Segment Start: MATERIAL SHOWN
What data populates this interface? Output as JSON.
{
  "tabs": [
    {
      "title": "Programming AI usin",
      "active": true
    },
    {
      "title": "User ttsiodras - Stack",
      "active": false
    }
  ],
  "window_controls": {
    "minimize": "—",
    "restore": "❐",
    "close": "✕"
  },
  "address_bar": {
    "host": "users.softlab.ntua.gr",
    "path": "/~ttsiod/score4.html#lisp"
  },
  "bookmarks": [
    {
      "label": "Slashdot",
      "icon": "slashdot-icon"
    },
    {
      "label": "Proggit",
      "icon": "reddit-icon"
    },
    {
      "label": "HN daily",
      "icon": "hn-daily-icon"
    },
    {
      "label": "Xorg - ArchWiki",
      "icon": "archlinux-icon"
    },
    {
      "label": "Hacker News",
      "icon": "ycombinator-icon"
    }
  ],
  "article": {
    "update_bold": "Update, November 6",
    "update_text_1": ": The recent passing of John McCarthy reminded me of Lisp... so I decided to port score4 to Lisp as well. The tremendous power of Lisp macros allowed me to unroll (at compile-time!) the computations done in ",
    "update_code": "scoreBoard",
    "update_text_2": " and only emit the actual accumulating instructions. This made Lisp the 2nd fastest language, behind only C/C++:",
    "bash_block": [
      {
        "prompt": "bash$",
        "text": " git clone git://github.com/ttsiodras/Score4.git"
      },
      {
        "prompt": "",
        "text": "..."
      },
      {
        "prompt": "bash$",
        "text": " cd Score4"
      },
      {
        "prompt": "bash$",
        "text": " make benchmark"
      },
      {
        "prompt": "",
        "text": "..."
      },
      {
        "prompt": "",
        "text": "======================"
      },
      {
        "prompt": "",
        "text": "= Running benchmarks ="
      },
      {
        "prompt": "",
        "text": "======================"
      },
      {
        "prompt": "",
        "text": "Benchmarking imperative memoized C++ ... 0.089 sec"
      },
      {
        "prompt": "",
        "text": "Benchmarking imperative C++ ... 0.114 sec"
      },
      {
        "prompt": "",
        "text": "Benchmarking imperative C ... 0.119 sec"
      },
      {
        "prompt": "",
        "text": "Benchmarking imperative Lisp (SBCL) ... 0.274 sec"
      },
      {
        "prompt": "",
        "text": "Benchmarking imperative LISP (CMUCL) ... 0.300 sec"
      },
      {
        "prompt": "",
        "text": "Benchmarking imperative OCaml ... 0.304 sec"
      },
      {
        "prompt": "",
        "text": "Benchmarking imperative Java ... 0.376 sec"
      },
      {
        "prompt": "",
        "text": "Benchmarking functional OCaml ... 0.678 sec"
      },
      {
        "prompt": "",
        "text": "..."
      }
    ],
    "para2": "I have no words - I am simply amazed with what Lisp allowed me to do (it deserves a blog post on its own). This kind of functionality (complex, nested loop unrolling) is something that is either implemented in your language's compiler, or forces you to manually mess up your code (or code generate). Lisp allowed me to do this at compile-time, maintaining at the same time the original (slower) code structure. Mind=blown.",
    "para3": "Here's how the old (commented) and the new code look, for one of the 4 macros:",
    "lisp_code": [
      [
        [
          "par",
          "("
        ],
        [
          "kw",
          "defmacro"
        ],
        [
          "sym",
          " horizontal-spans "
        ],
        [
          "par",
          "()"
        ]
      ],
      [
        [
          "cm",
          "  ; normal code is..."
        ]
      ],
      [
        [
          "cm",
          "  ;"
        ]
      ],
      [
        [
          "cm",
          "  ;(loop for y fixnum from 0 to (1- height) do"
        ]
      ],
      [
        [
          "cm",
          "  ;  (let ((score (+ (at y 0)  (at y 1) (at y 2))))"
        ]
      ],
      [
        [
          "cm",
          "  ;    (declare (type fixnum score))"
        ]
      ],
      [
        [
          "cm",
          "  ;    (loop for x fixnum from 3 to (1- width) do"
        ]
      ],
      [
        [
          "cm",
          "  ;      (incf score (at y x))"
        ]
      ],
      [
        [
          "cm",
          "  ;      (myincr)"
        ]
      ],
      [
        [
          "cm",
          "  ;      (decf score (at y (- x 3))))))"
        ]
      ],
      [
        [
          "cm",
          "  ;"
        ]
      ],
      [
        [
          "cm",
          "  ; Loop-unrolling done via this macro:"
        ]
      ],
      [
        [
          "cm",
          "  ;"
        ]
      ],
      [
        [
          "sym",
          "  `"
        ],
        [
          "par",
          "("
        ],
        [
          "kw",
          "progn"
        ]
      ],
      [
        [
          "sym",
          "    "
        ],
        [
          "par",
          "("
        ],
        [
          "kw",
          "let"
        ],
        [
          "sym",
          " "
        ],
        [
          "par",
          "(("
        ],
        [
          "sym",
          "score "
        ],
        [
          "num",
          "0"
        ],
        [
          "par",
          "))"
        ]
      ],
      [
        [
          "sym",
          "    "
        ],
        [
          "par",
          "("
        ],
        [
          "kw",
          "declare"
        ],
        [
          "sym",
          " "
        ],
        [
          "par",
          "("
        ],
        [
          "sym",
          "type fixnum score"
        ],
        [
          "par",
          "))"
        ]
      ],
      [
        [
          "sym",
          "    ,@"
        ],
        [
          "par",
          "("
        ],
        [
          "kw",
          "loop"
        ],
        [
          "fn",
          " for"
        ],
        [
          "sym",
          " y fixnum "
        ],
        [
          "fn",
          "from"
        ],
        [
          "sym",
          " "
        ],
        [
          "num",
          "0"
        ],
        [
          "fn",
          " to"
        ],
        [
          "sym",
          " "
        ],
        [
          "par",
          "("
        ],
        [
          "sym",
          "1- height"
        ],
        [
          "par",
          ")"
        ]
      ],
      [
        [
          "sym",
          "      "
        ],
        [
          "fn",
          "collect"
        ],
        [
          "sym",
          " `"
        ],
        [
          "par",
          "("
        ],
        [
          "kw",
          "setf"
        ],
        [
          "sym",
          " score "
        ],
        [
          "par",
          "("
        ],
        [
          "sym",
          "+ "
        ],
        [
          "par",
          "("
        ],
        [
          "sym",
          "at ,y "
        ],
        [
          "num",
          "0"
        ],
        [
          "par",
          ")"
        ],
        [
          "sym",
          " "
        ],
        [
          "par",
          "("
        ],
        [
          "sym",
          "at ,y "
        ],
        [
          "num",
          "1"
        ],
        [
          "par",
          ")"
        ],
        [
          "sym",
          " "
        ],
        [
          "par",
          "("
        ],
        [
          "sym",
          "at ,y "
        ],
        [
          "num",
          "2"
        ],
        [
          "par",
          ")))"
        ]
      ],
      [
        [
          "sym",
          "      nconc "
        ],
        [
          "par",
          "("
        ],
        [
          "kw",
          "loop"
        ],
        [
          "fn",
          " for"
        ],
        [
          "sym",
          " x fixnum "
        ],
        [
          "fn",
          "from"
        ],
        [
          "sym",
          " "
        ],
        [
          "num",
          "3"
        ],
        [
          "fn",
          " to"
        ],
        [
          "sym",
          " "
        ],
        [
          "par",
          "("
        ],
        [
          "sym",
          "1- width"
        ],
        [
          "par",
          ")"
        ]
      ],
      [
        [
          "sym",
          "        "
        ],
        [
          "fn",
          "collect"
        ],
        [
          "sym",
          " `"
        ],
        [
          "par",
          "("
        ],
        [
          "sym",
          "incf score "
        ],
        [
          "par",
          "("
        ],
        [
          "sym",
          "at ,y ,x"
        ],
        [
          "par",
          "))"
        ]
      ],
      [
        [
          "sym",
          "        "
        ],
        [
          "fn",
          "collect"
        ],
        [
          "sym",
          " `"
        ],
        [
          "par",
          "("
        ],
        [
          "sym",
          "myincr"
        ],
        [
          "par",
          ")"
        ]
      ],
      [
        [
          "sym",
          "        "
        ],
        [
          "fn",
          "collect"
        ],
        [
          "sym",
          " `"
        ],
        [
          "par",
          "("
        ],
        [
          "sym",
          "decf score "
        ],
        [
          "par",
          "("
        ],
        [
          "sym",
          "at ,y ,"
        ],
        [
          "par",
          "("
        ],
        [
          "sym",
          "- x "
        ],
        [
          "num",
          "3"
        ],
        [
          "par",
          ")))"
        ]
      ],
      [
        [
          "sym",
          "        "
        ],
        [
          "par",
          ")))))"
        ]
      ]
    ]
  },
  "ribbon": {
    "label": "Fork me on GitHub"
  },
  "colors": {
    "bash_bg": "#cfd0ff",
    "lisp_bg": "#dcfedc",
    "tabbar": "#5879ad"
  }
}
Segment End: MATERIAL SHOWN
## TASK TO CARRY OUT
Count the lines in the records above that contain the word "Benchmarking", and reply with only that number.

## ANSWER TO THE EXERCISE
8